• **What is needed**
Find the lines below that include the word "hàng" and report how many there are, with no other text.
++++ Extracted material ++++
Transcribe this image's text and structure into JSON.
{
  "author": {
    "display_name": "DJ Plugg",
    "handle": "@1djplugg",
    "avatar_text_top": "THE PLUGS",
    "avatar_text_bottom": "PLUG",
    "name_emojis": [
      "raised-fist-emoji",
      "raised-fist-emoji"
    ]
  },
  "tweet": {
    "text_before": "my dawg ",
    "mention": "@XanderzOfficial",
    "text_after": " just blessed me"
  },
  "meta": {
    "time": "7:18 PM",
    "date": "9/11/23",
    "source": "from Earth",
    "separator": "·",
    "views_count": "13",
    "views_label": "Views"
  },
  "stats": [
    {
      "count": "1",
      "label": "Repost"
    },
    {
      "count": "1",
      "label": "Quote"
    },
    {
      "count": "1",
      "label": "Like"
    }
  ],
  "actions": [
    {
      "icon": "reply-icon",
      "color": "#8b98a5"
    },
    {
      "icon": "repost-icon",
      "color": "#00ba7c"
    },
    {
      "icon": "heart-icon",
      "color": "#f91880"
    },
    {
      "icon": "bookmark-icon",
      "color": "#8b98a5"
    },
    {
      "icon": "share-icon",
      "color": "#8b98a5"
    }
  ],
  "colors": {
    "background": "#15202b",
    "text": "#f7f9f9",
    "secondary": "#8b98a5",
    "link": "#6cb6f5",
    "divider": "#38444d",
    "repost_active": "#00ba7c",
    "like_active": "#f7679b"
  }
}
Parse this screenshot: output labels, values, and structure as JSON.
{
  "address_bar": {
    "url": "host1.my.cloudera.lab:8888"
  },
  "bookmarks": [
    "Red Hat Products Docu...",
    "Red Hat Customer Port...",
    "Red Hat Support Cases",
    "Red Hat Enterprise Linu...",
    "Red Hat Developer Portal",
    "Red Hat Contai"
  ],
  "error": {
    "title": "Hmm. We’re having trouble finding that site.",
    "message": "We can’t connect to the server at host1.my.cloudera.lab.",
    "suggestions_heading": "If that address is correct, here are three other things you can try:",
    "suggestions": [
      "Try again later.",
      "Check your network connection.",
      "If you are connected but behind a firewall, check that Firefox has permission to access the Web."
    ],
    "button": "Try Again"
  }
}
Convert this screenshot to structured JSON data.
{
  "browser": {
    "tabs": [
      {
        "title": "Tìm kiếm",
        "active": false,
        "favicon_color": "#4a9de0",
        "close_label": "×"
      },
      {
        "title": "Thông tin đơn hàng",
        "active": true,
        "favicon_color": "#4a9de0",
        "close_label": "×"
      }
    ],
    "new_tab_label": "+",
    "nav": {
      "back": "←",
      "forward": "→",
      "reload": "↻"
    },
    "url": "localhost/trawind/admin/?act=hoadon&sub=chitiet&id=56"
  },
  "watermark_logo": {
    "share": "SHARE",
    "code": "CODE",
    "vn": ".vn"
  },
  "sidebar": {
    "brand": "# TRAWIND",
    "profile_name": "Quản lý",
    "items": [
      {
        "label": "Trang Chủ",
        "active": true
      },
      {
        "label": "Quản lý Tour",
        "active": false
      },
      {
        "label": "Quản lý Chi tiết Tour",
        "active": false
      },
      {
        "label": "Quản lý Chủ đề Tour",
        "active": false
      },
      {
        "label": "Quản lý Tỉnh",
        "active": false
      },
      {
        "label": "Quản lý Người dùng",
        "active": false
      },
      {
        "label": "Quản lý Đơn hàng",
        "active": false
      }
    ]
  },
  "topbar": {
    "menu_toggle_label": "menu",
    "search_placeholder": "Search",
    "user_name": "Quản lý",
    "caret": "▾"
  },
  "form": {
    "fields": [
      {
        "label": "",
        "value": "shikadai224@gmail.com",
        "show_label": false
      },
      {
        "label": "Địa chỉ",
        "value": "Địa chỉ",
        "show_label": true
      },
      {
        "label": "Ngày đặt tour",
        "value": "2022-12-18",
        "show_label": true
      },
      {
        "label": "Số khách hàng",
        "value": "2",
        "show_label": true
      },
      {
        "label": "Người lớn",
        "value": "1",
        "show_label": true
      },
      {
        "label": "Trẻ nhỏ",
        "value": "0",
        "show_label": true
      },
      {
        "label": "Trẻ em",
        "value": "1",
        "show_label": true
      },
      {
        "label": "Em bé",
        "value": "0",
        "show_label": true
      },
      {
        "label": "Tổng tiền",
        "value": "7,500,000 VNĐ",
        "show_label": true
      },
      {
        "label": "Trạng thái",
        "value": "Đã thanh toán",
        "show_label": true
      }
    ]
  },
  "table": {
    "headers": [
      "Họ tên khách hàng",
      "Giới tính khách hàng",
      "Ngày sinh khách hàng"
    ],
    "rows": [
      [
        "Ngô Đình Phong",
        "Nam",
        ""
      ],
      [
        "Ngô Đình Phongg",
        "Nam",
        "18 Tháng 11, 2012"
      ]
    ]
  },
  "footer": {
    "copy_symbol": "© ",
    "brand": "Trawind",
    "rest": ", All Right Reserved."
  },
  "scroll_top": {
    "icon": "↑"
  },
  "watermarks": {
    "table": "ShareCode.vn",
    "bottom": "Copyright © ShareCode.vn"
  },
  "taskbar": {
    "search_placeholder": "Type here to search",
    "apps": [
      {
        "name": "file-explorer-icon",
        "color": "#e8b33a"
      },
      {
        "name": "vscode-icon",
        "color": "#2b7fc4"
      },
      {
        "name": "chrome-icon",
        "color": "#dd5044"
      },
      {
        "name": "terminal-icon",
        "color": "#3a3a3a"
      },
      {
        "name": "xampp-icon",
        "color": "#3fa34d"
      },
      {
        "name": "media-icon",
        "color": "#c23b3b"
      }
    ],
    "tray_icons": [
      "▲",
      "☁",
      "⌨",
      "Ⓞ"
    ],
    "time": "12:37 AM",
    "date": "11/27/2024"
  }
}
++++
• **Exercise answer**
6